The first priority is to reevaluate the job that data is meant to serve within the organization. Identify key stakeholders and personals and rate how well the current data strategy is meeting their needs. The second priority is to review the data stack. With rising costs and an explosion of technology, many tools have become overlapping which results in a disjointed data strategy. The last priority is to take this information and identify where new technology can give the enterprise a competitive advantage. For instance, developing an LLM to democratize data analytics or to facilitate a wiki search on proprietary information may result in a significant increase in productivity.
Do you think that data science is perceived to be more important than ever before? And what has been the impact of AI on data science?
Data science is beginning to mature in many organizations. Data science used to be a hot and hype profession. Now teams have hit their stride and are moving from 100% innovation to a more balanced 50% maintenance 50% growth model. AI will impact the bleeding edge and leading companies who have more capacity and appetite for R&D. I believe that most companies are not in a condition where they can effectively take advantage of AI. They need to further develop their data fundamentals.
What can higher education leaders and administrators do to promote a data driven decision-making culture in their universities and colleges to stay ahead of the curve?
A culture of data-based decisions begins with executive support for workforce data literacy. A framework for empowering the average workforce member to interact with, and utilize data is essential for cultural change at scale.
Andrew, can you describe your background and areas of interest?
I have a background focused on international financial compliance and regulation. This experience was a great training ground for data. Understanding critical thinking, complex relationships, and change management made my transition into data a natural move. Now as a data leader, I develop data analytics strategies to drive student success.
Please brief us about your roles and responsibilities as Sr. Director of Data Analytics at Arizona State University.
I work in the Dean’s office and lead teams of data analysts who are responsible for enrollment projections, capacity management, student success research, and data science initiatives.
You are also a Data Science and Analytics Professor at several esteemed universities such as Grand Canyon University, Western Governors University, and Southern New Hampshire University. How do you make the learning experience engaging and effective for your students?
My courses are online. I engage deeply in discussions and work through coding problems 1:1 with my graduate students. I include current events and relate them to learning outcomes.
Your teaching philosophy is deeply rooted in the practical application of theoretical concepts, bridging the gap between classroom knowledge and real-world problem-solving. Why do you think learning theories concepts and practical application are essential in today’s digital era?
Understanding the “How” gets you a job. Understanding the “Why” gets you promoted. If you understand the underlying mechanisms behind data science or analytics models, then you are empowered to automate the easy tasks and innovate on larger processes.
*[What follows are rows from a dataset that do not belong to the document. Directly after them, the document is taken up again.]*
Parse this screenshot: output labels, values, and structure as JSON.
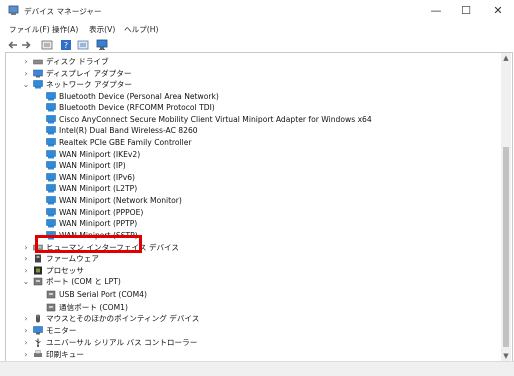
{
  "window": {
    "title": "デバイス マネージャー",
    "minimize": "—",
    "maximize": "☐",
    "close": "✕"
  },
  "menu": [
    "ファイル(F)",
    "操作(A)",
    "表示(V)",
    "ヘルプ(H)"
  ],
  "toolbar": [
    "back-icon",
    "forward-icon",
    "properties-icon",
    "help-icon",
    "show-hidden-icon",
    "monitor-icon"
  ],
  "tree": {
    "disk_drives": "ディスク ドライブ",
    "display_adapters": "ディスプレイ アダプター",
    "network_adapters": "ネットワーク アダプター",
    "network_items": [
      "Bluetooth Device (Personal Area Network)",
      "Bluetooth Device (RFCOMM Protocol TDI)",
      "Cisco AnyConnect Secure Mobility Client Virtual Miniport Adapter for Windows x64",
      "Intel(R) Dual Band Wireless-AC 8260",
      "Realtek PCIe GBE Family Controller",
      "WAN Miniport (IKEv2)",
      "WAN Miniport (IP)",
      "WAN Miniport (IPv6)",
      "WAN Miniport (L2TP)",
      "WAN Miniport (Network Monitor)",
      "WAN Miniport (PPPOE)",
      "WAN Miniport (PPTP)",
      "WAN Miniport (SSTP)"
    ],
    "hid": "ヒューマン インターフェイス デバイス",
    "firmware": "ファームウェア",
    "processors": "プロセッサ",
    "ports": "ポート (COM と LPT)",
    "port_items": [
      "USB Serial Port (COM4)",
      "通信ポート (COM1)"
    ],
    "mice": "マウスとそのほかのポインティング デバイス",
    "monitors": "モニター",
    "usb": "ユニバーサル シリアル バス コントローラー",
    "print_queues": "印刷キュー"
  },
  "colors": {
    "highlight": "#e00000",
    "accent": "#1e7fd6"
  }
}
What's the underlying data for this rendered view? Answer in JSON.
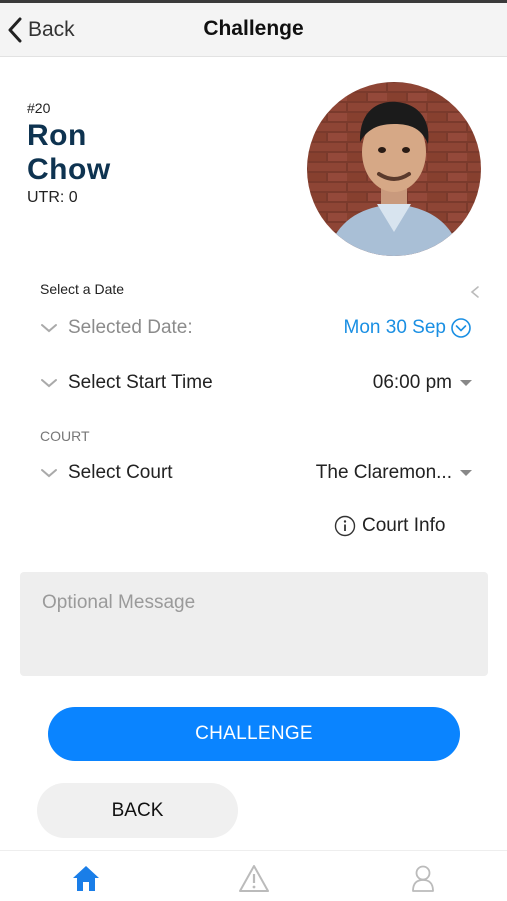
{
  "nav": {
    "back_label": "Back",
    "title": "Challenge"
  },
  "profile": {
    "rank": "#20",
    "first_name": "Ron",
    "last_name": "Chow",
    "utr": "UTR: 0"
  },
  "date_section": {
    "caption": "Select a Date",
    "selected_label": "Selected Date:",
    "selected_value": "Mon 30 Sep"
  },
  "time_section": {
    "label": "Select Start Time",
    "value": "06:00 pm"
  },
  "court_section": {
    "caption": "COURT",
    "label": "Select Court",
    "value": "The Claremon...",
    "info_label": "Court Info"
  },
  "message": {
    "placeholder": "Optional Message",
    "value": ""
  },
  "actions": {
    "challenge_label": "CHALLENGE",
    "back_label": "BACK"
  },
  "tabs": [
    {
      "icon": "home-icon",
      "active": true
    },
    {
      "icon": "warning-icon",
      "active": false
    },
    {
      "icon": "user-icon",
      "active": false
    }
  ],
  "colors": {
    "accent": "#0a84ff",
    "date_value": "#1a8fe3",
    "name": "#0e3350"
  }
}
If you don’t understand these concepts, then you may be automated out of the job.
What has been your most career-defining moment that you are proud of?
I led a successful initiative to build two complex software applications to comply with global compliance legislation under a very tight deadline.
Who is the one person you look up to and why?
Zach Wilson the data engineer. Zach innovates quickly and drives his own success. He is incredibly transparent and always willing to help.
Where would you like to be in the next 5 years?
What advice would you give to aspiring data scientists?
Learn through doing. Find interesting projects to apply your skills and share your results.